Category Archives: Sex/Love Addiction & Partners of Sex Addicts

Articles about sex addiction, love addiction, and co-dependency.

Help for partners of sex addicts

Whether it’s porn addiction, infidelity, or obsessive sex related behaviors, being in a relationship with a sex addict or someone who repeatedly lies about their sexual behaviors can be paralyzing and often end in divorce or a break up. Partners of sex addicts often struggle with intense anxiety and fear that their partner will continue to repeat the obsessive porn use, the affair, the sex with strangers, or the obsessive sexual behaviors.

Partner’s of sex addicts often experience intense confusion and shame because of their being married or in relationship with a sex addict.

You stay because you love them, it’s what you know, because the passion you experience together seems impossible to recreate, or maybe because you have children together. You stay married to or in a relationship with a sex addict because, well, you don’t know. Or maybe it’s because when things are good, they are really good. Your friends are fed up with you, they think you deserve better, they are no longer willing to listen, be your counselor, or therapist when you come to them hurt and confused about your partner’s most recent infidelity – whether it was new porn you discovered on the computer, conversations of them sex-chatting on-line with someone, or evidence that they are having an affair again. Your friends tell you to leave the marriage or relationship but you feel they just don’t understand. Or maybe your friends don’t even know. Keeping a partner’s sexual addiction a secret is common.
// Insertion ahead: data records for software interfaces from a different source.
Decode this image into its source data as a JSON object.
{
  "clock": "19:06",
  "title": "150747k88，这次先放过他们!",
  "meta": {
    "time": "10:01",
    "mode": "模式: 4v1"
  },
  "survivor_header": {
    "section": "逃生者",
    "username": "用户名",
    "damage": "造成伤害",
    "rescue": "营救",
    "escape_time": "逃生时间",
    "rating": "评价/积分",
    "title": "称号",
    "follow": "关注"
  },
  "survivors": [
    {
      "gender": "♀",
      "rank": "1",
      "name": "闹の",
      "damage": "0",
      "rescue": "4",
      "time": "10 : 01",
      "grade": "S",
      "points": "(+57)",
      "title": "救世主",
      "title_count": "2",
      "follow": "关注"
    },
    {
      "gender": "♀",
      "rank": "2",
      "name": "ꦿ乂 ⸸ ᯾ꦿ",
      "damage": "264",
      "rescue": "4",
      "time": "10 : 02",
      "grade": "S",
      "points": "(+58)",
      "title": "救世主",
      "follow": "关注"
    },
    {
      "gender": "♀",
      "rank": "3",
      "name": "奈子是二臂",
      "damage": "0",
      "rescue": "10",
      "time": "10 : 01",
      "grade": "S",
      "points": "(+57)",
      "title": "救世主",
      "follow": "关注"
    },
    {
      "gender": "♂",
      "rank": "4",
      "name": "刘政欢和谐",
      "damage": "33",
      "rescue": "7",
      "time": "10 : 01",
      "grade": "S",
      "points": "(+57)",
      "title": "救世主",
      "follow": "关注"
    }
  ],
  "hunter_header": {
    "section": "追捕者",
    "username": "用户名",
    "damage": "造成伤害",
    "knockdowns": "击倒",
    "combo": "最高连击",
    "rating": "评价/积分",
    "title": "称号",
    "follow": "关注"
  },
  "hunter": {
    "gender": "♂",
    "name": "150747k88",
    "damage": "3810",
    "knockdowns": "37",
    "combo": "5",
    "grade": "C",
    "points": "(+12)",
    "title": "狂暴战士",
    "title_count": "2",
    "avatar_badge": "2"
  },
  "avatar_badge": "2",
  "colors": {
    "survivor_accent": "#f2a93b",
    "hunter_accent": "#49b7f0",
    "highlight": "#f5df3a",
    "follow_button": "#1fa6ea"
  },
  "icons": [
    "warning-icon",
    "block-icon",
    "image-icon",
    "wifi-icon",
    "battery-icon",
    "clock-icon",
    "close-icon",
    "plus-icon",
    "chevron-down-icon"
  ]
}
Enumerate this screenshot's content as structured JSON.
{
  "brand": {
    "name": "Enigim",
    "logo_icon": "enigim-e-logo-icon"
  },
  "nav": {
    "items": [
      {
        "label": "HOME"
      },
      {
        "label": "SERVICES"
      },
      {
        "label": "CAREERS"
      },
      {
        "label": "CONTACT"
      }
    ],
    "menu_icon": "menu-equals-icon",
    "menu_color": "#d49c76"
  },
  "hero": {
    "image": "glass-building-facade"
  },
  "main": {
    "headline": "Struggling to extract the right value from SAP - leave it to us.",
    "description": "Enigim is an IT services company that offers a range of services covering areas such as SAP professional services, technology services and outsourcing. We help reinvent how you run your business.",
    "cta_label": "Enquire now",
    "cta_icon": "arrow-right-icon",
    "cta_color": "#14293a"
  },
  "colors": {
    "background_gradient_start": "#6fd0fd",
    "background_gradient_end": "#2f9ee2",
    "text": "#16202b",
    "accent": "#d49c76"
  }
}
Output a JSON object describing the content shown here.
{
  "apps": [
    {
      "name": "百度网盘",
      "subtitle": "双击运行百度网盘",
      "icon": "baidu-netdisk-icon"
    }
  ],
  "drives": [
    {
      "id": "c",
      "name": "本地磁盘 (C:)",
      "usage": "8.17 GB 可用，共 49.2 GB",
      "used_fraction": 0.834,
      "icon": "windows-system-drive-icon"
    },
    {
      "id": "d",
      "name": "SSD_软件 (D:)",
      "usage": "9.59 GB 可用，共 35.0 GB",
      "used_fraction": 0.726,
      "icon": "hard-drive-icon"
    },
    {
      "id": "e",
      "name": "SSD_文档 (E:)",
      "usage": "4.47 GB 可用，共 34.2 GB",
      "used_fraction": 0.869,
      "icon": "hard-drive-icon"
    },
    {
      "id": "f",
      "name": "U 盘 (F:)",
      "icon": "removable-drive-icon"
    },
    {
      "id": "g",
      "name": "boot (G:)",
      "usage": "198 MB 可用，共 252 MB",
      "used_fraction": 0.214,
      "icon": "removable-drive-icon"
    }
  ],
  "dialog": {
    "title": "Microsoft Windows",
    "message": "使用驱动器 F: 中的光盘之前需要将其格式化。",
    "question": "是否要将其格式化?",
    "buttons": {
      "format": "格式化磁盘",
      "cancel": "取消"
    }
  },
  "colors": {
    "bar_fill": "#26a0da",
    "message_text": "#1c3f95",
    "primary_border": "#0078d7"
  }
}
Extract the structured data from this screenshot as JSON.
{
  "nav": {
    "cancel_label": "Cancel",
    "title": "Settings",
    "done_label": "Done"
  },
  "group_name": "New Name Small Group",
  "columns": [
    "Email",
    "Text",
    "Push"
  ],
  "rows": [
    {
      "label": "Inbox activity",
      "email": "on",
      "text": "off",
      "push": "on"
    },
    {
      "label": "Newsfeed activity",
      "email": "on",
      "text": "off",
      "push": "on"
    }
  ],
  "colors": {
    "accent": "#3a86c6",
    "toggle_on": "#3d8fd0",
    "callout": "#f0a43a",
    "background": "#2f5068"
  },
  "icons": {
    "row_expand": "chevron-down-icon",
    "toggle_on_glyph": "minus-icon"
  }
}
Partners of sex addicts often experience such intense shame that they keep their pain and their partner’s addiction a secret.

You may feel having friends know about the disrespectful behaviors – the lying and cheating, would be humiliating. So you may be coping with the pain of the infidelity-the addiction alone. Which makes coping with the feelings you have even more difficult. Your own obsessions about where your partner is at any given moment, what they are doing, what they lied about today, whether you will ever be able to trust them again, keep you from experiencing your own happiness, pleasure, success, healing, etc.

You may have resorted to spying – gps tracking, reading texts, hacking into emails and tracking their every click on the computer…

you are now addicted to tracking them and most of the time tracking them no longer relieves the anxiety you feel when you are away from one another. The only time you feel like you can relax slightly and not obsess about their every move is when you are together. This can be incredibly confusing and if you have no one to talk to about it, you feel alone in your relationship but also alone in the world. Seeing a therapist who understands what you are struggling with can be incredibly helpful. But if you are not yet ready for this, here are some amazing books that can help you better understand some of the feelings you are experience and help you to know that you are not alone. Your Sexually Addicted  Spouse by Barbara Steffens & Mending a Shattered Heart by Stefanie Carnes


True Love or Co-dependency?

Is the book the Giving Tree about true love or co-dependency?
One of my many insightful clients brought up recently that the book “The Giving Tree” seems more about a person’s co-dependency with a partner who takes, is selfish, and never gives, than a beautiful friendship or loving partnership. So I had to open up that old book on my shelf and take another look at it from a therapist’s perspective. Wow, did I agree.

From my perspective, giving of oneself selflessly is not what love and friendship are about. I find that many of my clients are caught up in patterns of rescuing behaviors that result in their partners being dependent upon them. Ultimately they end up feeling resentful about their partner‘s lack of responsibility, neediness, or selfishness yet struggle to get out of their patterns of giving or pursuing. Sometimes this is the only kind of love we  know and this is where the work begins to decrease unhealthy enmeshed behaviors that result in resentment, dependency, and co-dependency. Increasing healthy differentiation and ultimately learning to soothe ourselves when our partners may appear to need us to save or protect them is essential to changing the relationship dynamics and eliminating our own tendency towards co-dependent behaviors.  As the old saying goes, “It takes two to tango” is relevant here. In order to change a relationship we ultimately need to change how we react to our partner’s behaviors and their patterns of relating.

According to Wikipedia “Codependency is defined as a psychological condition or a relationship in which a person is controlled or manipulated by another who is affected with a pathological condition (typically narcissism or drug addiction); and in broader terms, it refers to the dependence on the needs of, or control of, another. It also often involves placing a lower priority on one’s own needs, while being excessively preoccupied with the needs of others.” I actually don’t think that the person one is co-dependent with has to be narcissistic or an addict; that sometimes, that person could just be enjoying receiving like the boy in the giving tree. When my clients get caught up in co-dependency or acting like a parent to a child in their adult relationships, I encourage them to consider what they are getting out of relating with their partner in this way. While there are many disadvantages to having a partner be dependent upon us there are advantages to this as well – it can feel pretty good to feel needed or to feel in control.  But when does this get confused with feeling loved? Without the support of an objective supporter, it may be hard to pull back and see how the dynamic maintains itself and how we continue to feel like the victim in our relationships.  If you find yourself experiencing these feelings repeatedly in your relationships it may be time to take a look inward… if you want to create something different.